Contact: Sarah Nicholas
STARKVILLE, Miss.—Mississippi State’s Psychology Clinic is providing “Telehealth at the Psychology Clinic,” a new service within the university’s Department of Psychology helping community members access mental health assistance during the COVID-19 pandemic.
Emily Stafford, assistant clinical professor and director of MSU’s Psychology Clinic, said the services utilize an online format and include individual, couples, group, family, and behavioral sleep therapy services.
“Telehealth offers everyone the chance to access resources and healthcare when the world turns upside down,” said Stafford, who also manages the telehealth program operations.
“Generally speaking, we know when people are in crisis they may feel numb, overwhelmed, anxious, depressed or any combination of strong emotions,” Stafford said. “Worldwide, people have experienced a disruption to daily life. Knowing this, it is reasonable to expect a number of people to struggle and feel like life is out of control,” she explained.
“Even when people do have a strong support system and wide range of self-care skills, access to that system has been disrupted as a result of the pandemic. The Psychology Clinic hopes to offer a bridge and help people reconnect with a professional support system and set of mental wellness skills,” Stafford said.
A native of Mobile, Alabama, Stafford joined the psychology department in 2016. She received her Ph.D. and master’s degrees from Auburn University and her bachelor’s degree from the University of Southern Mississippi.
She said clinicians have been trained on telehealth and have started contacting existing clients to restart services. To be eligible, clients must be physically living in the state of Mississippi.
“We are not able to provide therapy services across state lines at this time,” Stafford said.
The clinic committee, composed of faculty within the department and doctoral students within the American Psychological Association-accredited clinical psychology doctoral program, are staffing the telehealth services. These student clinicians are second-, third- or fourth-year students in a practicum course. Under the direction of six faculty members, 17 doctoral students provide services and are required to complete training materials and participate in mock sessions with supervisors.
“The telehealth services are designed for clients across Mississippi, especially those whose access to affordable mental health services has been limited due to travel, childcare, scheduling or other barriers,” said Mitchell Berman, professor and psychology department head.
“Although various rules and regulations have been relaxed for telehealth during the COVID-19 pandemic, our clinic is following best practices for these services,” Berman said. “We hope to continue to offer this modality as a permanent part of the comprehensive psychological services we offer.”
To initiate services, individuals can call the clinic at 662-325-0270. A graduate clinician will return the call and gather basic information about the type of service desired. After a screening process, a clinician is assigned and services can begin.

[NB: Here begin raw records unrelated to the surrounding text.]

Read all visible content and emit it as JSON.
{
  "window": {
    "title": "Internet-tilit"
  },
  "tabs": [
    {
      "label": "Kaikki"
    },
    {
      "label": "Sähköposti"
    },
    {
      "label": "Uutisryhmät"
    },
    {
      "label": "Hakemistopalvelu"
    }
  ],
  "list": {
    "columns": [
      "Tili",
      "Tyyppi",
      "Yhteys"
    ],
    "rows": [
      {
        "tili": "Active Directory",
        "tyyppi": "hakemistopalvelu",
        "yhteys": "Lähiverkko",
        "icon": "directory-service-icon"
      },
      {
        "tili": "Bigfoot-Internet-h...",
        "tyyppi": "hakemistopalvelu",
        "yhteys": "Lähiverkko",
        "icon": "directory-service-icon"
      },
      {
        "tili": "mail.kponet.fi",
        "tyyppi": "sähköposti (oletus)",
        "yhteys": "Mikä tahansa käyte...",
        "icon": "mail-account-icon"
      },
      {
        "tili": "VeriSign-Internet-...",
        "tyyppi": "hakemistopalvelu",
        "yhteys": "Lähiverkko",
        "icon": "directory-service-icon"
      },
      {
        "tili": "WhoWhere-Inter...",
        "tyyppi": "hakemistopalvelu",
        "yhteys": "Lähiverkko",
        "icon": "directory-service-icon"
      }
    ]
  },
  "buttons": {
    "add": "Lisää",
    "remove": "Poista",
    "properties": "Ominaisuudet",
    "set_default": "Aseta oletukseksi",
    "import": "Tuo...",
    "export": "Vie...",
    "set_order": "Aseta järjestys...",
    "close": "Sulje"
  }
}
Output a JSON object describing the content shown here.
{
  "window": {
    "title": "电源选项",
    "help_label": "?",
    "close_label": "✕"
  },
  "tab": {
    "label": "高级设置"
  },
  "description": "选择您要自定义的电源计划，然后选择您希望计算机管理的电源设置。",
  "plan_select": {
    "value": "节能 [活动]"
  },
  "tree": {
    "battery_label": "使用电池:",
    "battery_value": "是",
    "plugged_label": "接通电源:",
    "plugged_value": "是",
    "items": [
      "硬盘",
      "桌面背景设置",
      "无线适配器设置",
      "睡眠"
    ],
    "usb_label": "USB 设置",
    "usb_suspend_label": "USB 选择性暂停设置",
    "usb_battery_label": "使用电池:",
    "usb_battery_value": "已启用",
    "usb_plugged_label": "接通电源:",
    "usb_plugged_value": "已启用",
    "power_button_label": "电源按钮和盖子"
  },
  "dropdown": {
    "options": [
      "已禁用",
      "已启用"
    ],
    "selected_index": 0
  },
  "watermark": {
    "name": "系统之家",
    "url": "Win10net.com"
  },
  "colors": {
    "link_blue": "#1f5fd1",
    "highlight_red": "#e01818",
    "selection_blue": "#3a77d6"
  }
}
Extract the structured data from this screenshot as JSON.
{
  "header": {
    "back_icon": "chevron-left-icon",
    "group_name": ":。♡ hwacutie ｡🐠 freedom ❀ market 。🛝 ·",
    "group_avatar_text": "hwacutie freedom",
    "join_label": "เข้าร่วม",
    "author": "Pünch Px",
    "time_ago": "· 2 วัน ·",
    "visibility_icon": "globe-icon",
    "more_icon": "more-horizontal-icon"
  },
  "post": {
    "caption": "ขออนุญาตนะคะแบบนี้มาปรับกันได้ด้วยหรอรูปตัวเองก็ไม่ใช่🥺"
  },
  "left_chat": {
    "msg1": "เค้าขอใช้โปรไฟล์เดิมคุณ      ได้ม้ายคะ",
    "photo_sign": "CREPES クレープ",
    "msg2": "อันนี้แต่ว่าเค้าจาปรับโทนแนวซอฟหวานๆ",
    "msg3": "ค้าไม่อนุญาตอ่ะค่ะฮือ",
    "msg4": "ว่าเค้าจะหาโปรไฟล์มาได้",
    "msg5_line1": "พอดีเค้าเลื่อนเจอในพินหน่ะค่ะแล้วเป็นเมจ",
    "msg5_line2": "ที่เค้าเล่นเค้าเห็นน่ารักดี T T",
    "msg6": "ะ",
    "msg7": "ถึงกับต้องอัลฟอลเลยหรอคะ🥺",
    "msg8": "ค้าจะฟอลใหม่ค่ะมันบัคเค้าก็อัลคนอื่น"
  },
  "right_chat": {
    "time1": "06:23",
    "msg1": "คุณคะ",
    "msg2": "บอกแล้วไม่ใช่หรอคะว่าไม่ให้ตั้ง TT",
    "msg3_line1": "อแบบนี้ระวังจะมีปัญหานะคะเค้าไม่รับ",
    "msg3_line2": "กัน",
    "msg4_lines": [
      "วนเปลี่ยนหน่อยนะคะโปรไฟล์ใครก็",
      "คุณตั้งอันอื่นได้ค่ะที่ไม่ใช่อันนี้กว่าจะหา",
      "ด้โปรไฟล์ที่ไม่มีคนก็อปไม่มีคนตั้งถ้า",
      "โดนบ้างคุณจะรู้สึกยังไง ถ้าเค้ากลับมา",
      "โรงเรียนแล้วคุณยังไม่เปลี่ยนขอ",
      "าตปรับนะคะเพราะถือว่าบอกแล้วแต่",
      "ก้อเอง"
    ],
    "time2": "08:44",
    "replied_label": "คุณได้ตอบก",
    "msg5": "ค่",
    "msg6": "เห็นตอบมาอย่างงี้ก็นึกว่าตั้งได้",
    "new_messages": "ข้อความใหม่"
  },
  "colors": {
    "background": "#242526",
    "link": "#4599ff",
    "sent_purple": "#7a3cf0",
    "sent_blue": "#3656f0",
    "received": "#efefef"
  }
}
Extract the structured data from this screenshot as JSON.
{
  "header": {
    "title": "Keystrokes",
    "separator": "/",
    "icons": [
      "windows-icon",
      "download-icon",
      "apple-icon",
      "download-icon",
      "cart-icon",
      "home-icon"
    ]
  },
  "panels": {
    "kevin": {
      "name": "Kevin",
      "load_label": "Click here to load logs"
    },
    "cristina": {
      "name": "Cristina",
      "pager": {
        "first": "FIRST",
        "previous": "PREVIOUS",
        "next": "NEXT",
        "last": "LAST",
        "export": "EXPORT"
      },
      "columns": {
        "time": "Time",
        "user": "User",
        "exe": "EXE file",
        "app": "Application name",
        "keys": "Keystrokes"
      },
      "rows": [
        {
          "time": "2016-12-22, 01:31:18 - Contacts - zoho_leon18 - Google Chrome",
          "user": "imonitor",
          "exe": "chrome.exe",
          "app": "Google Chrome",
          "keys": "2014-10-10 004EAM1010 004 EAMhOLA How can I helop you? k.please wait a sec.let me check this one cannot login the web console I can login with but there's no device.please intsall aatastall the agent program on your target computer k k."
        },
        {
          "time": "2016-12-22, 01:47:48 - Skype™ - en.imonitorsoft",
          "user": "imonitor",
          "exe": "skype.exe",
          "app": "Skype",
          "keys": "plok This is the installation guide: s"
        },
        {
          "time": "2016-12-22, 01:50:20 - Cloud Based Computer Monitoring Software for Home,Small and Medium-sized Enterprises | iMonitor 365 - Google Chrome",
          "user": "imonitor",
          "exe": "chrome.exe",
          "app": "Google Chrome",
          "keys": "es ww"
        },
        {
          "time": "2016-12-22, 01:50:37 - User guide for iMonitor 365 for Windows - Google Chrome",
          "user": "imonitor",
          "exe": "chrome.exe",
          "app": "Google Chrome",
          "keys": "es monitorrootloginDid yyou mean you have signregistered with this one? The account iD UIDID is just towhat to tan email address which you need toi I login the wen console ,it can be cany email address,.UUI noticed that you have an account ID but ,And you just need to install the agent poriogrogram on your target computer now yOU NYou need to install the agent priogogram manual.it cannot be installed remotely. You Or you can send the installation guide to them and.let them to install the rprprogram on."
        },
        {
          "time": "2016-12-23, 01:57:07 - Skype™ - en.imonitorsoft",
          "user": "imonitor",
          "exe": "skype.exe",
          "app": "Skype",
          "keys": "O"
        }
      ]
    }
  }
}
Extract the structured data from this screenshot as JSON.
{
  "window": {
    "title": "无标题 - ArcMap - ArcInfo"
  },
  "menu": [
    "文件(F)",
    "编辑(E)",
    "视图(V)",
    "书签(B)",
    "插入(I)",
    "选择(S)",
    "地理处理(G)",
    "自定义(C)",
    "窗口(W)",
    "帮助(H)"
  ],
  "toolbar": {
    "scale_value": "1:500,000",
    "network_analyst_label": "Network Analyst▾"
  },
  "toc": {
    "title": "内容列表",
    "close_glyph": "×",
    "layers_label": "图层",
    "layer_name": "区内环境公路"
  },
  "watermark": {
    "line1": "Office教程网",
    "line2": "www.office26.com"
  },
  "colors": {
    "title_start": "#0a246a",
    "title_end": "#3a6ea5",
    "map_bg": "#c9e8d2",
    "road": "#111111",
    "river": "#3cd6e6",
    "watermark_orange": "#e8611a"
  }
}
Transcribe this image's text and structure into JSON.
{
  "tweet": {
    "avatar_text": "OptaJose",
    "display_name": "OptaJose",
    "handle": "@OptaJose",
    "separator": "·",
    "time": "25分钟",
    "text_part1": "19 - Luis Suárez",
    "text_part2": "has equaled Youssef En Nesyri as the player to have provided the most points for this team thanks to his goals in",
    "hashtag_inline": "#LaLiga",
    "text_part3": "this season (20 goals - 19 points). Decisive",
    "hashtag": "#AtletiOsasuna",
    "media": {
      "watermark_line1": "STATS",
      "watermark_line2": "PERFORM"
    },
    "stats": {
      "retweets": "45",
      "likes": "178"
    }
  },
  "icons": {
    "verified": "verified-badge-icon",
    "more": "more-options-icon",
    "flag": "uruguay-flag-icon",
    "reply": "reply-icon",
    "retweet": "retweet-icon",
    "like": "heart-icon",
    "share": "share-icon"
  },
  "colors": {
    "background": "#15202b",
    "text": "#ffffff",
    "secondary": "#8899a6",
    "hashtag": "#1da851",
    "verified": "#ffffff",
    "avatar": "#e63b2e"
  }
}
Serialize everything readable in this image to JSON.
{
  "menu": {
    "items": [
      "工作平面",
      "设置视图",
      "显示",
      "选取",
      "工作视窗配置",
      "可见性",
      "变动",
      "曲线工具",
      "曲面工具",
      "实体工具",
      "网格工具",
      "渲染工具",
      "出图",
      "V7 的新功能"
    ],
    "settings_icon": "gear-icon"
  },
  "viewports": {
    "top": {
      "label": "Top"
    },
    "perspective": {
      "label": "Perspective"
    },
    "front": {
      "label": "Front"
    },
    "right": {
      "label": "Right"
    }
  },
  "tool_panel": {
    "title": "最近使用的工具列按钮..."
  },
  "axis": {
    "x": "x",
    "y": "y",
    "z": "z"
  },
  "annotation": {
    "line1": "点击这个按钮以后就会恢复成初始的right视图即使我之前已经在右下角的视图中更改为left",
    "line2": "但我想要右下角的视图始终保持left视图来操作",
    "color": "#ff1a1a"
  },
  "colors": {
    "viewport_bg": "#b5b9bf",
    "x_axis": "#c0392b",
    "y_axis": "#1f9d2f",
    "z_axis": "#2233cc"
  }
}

For more information, visit www.psychology.msstate.edu/clinic/.
Additionally, the Mississippi Department of Mental Health and MSU’s psychology department this year received a federal grant for youth suicide prevention. In response to the COVID-19 pandemic, Stafford and faculty members Michael Nadorff and Rachel C. Franklin created a free video about youth suicide prevention and The Alliance Project. View the free video at https://www.youtube.com/watch?v=pRKecOce7AA&feature=youtu.be.
The grant also offers trainings for groups interested in suicide prevention. For more information, contact Franklin at firstname.lastname@example.org.
For parents seeking guidance on how to talk to children about COVID-19, a free downloadable fact sheet is available from The Substance Abuse and Mental Health Services Administration, a branch of the U.S. Department of Health and Human Services, at https://store.samhsa.gov/product/Talking-With-Children-Tips-for-Caregivers-Parents-and-Teachers-During-Infectious-Disease-Outbreaks/PEP20-01-01-006.
MSU’s Department of Psychology is part of the College of Arts and Sciences, which includes more than 5,200 students, 325 full-time faculty members, nine doctoral programs, 14 master’s programs, and 27 undergraduate academic majors offered in 14 departments. Complete details about the College of Arts and Sciences or the Department of Psychology may be found at www.cas.msstate.edu or www.psychology.msstate.edu.
MSU is Mississippi’s leading university, available online at www.msstate.edu.